──────── The records
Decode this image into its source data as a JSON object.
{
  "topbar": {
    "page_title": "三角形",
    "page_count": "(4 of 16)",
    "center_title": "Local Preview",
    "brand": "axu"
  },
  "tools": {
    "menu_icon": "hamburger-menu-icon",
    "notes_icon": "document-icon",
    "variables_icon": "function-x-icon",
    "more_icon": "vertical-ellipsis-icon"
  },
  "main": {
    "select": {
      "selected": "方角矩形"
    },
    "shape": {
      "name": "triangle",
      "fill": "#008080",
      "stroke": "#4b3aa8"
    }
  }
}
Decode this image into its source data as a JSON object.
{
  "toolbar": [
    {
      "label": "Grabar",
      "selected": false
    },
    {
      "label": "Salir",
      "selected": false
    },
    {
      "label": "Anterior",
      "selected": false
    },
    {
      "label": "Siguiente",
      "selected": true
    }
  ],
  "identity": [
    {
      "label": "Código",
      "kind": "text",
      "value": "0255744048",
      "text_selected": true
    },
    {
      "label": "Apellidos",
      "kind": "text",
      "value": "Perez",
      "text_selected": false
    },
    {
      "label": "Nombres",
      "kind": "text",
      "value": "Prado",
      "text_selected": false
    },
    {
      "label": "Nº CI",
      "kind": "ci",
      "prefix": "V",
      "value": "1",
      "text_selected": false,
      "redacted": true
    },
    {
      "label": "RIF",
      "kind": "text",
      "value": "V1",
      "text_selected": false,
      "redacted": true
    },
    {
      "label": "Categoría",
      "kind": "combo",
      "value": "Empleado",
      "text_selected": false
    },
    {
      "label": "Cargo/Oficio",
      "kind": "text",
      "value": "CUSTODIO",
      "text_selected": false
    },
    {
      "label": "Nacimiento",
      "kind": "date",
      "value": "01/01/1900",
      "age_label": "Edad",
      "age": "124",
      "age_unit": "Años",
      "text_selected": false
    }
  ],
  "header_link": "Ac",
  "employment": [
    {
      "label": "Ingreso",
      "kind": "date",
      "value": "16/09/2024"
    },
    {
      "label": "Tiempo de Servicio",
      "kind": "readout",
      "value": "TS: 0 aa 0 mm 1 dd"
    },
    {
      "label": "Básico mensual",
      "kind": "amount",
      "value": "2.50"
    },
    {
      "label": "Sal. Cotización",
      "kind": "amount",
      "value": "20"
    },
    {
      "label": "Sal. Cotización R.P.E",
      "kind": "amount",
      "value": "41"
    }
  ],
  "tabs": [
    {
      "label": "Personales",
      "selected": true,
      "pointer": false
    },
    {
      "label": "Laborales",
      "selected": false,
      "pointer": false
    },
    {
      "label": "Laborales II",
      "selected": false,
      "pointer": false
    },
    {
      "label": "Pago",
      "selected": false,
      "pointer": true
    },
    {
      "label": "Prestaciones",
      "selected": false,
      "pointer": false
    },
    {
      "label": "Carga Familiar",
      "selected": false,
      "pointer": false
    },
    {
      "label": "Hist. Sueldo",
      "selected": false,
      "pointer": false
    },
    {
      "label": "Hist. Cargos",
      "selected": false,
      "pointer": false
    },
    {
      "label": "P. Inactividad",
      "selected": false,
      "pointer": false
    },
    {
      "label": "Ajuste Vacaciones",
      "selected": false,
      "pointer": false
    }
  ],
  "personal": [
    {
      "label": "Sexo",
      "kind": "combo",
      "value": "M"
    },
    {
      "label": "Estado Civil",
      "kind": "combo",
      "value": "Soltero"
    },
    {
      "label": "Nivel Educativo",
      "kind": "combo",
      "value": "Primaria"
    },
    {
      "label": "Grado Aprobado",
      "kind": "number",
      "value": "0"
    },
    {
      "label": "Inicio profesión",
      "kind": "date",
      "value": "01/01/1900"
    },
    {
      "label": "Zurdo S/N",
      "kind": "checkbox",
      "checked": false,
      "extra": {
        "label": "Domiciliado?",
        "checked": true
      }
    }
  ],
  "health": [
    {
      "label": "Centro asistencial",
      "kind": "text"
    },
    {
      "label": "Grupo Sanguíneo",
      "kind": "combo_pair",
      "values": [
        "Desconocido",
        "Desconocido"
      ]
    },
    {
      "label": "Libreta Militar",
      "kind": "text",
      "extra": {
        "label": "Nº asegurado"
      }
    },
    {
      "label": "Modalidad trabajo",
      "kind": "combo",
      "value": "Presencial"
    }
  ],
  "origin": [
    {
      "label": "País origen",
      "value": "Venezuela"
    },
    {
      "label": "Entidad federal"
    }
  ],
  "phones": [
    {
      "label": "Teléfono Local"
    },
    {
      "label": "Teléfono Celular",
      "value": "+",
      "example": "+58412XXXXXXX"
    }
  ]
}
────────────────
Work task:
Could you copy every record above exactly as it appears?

Answer section:
Decode this image into its source data as a JSON object.
{
  "topbar": {
    "page_title": "三角形",
    "page_count": "(4 of 16)",
    "center_title": "Local Preview",
    "brand": "axu"
  },
  "tools": {
    "menu_icon": "hamburger-menu-icon",
    "notes_icon": "document-icon",
    "variables_icon": "function-x-icon",
    "more_icon": "vertical-ellipsis-icon"
  },
  "main": {
    "select": {
      "selected": "方角矩形"
    },
    "shape": {
      "name": "triangle",
      "fill": "#008080",
      "stroke": "#4b3aa8"
    }
  }
}
Decode this image into its source data as a JSON object.
{
  "toolbar": [
    {
      "label": "Grabar",
      "selected": false
    },
    {
      "label": "Salir",
      "selected": false
    },
    {
      "label": "Anterior",
      "selected": false
    },
    {
      "label": "Siguiente",
      "selected": true
    }
  ],
  "identity": [
    {
      "label": "Código",
      "kind": "text",
      "value": "0255744048",
      "text_selected": true
    },
    {
      "label": "Apellidos",
      "kind": "text",
      "value": "Perez",
      "text_selected": false
    },
    {
      "label": "Nombres",
      "kind": "text",
      "value": "Prado",
      "text_selected": false
    },
    {
      "label": "Nº CI",
      "kind": "ci",
      "prefix": "V",
      "value": "1",
      "text_selected": false,
      "redacted": true
    },
    {
      "label": "RIF",
      "kind": "text",
      "value": "V1",
      "text_selected": false,
      "redacted": true
    },
    {
      "label": "Categoría",
      "kind": "combo",
      "value": "Empleado",
      "text_selected": false
    },
    {
      "label": "Cargo/Oficio",
      "kind": "text",
      "value": "CUSTODIO",
      "text_selected": false
    },
    {
      "label": "Nacimiento",
      "kind": "date",
      "value": "01/01/1900",
      "age_label": "Edad",
      "age": "124",
      "age_unit": "Años",
      "text_selected": false
    }
  ],
  "header_link": "Ac",
  "employment": [
    {
      "label": "Ingreso",
      "kind": "date",
      "value": "16/09/2024"
    },
    {
      "label": "Tiempo de Servicio",
      "kind": "readout",
      "value": "TS: 0 aa 0 mm 1 dd"
    },
    {
      "label": "Básico mensual",
      "kind": "amount",
      "value": "2.50"
    },
    {
      "label": "Sal. Cotización",
      "kind": "amount",
      "value": "20"
    },
    {
      "label": "Sal. Cotización R.P.E",
      "kind": "amount",
      "value": "41"
    }
  ],
  "tabs": [
    {
      "label": "Personales",
      "selected": true,
      "pointer": false
    },
    {
      "label": "Laborales",
      "selected": false,
      "pointer": false
    },
    {
      "label": "Laborales II",
      "selected": false,
      "pointer": false
    },
    {
      "label": "Pago",
      "selected": false,
      "pointer": true
    },
    {
      "label": "Prestaciones",
      "selected": false,
      "pointer": false
    },
    {
      "label": "Carga Familiar",
      "selected": false,
      "pointer": false
    },
    {
      "label": "Hist. Sueldo",
      "selected": false,
      "pointer": false
    },
    {
      "label": "Hist. Cargos",
      "selected": false,
      "pointer": false
    },
    {
      "label": "P. Inactividad",
      "selected": false,
      "pointer": false
    },
    {
      "label": "Ajuste Vacaciones",
      "selected": false,
      "pointer": false
    }
  ],
  "personal": [
    {
      "label": "Sexo",
      "kind": "combo",
      "value": "M"
    },
    {
      "label": "Estado Civil",
      "kind": "combo",
      "value": "Soltero"
    },
    {
      "label": "Nivel Educativo",
      "kind": "combo",
      "value": "Primaria"
    },
    {
      "label": "Grado Aprobado",
      "kind": "number",
      "value": "0"
    },
    {
      "label": "Inicio profesión",
      "kind": "date",
      "value": "01/01/1900"
    },
    {
      "label": "Zurdo S/N",
      "kind": "checkbox",
      "checked": false,
      "extra": {
        "label": "Domiciliado?",
        "checked": true
      }
    }
  ],
  "health": [
    {
      "label": "Centro asistencial",
      "kind": "text"
    },
    {
      "label": "Grupo Sanguíneo",
      "kind": "combo_pair",
      "values": [
        "Desconocido",
        "Desconocido"
      ]
    },
    {
      "label": "Libreta Militar",
      "kind": "text",
      "extra": {
        "label": "Nº asegurado"
      }
    },
    {
      "label": "Modalidad trabajo",
      "kind": "combo",
      "value": "Presencial"
    }
  ],
  "origin": [
    {
      "label": "País origen",
      "value": "Venezuela"
    },
    {
      "label": "Entidad federal"
    }
  ],
  "phones": [
    {
      "label": "Teléfono Local"
    },
    {
      "label": "Teléfono Celular",
      "value": "+",
      "example": "+58412XXXXXXX"
    }
  ]
}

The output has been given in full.